Your GP will ask about your symptoms and carry out some simple tests to help them make an accurate diagnosis.
In some cases, you may be referred for some further tests.
Your GP will first want to know:
- details of the first episode of your symptoms and what they were – for example, whether you felt lightheaded or if your surroundings were spinning
- if you also experience other symptoms – such as hearing loss, tinnitus, nausea, vomiting or fullness in the ear
- how often your symptoms occur and how long they last for
- if your symptoms are affecting your daily activities – for example, whether you're unable to walk during an episode of vertigo
- whether anything triggers your symptoms or makes them worse, such as moving your head in a particular direction
- what makes your symptoms better
Your GP may also carry out a physical examination to check for signs of conditions that may be causing your vertigo. This could include looking inside your ears and checking your eyes for signs of uncontrollable movement (nystagmus).
Your GP may check your balance or try to recreate your symptoms by asking you to move quickly from a sitting to a lying position.
Depending on your symptoms, your GP may refer you to a hospital or specialist for further tests.
If you have tinnitus (ringing in your ears) or hearing loss, your GP may refer you to an ear, nose and throat (ENT) specialist, who can carry out some hearing tests.
These may include:
- an audiometry test – a machine called an audiometer produces sounds of different volume and pitch. You listen to the sounds through headphones and signal when you hear a sound, either by raising your hand or pressing a button.

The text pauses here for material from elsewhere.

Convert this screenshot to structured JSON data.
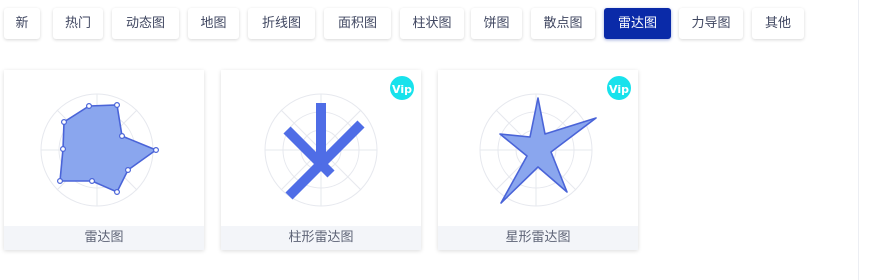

- tuning fork test – a tuning fork produces sound waves at a fixed pitch when it's gently tapped. The tester will tap the tuning fork before holding it at each side of your head.
Read more about how hearing tests are carried out.
Videonystagmography (VNG) is sometimes used to check for signs of nystagmus in more detail. Nystagmus can indicate a problem with the organs that help you to balance.
During this test, special goggles are placed over your eyes and you'll be asked to look at various still and moving targets. The goggles are fitted with a video camera to record the movements of your eyes.
Electronystagmography may also be used, where electrodes are placed around the eye instead of goggles.
A caloric test involves running warm or cool water or air into your ear for about 30 seconds. The change in temperature stimulates the balance organ in the ear, allowing the specialist to check how well it's working.
This test isn't painful, although it's normal to feel dizzy during the test. This can sometimes continue for a few minutes afterwards.
A machine to test your balance may be used to give valuable information about how you are using your vision, proprioception (sensations from your feet and joints) and the input from your ear to maintain balance. This may help to plan your rehabilitation and monitor your treatment.
In some cases, a scan of your head may be used to look for the cause of your vertigo, such as an acoustic neuroma (a non-cancerous brain tumour).
Usually, either a magnetic resonance imaging (MRI) scan or a computerised tomography (CT) scan is used. An MRI scan uses a strong magnetic field and radio waves to produce a detailed image of the inside of your head, whereas a CT scan uses a series of detailed X-rays to create an image.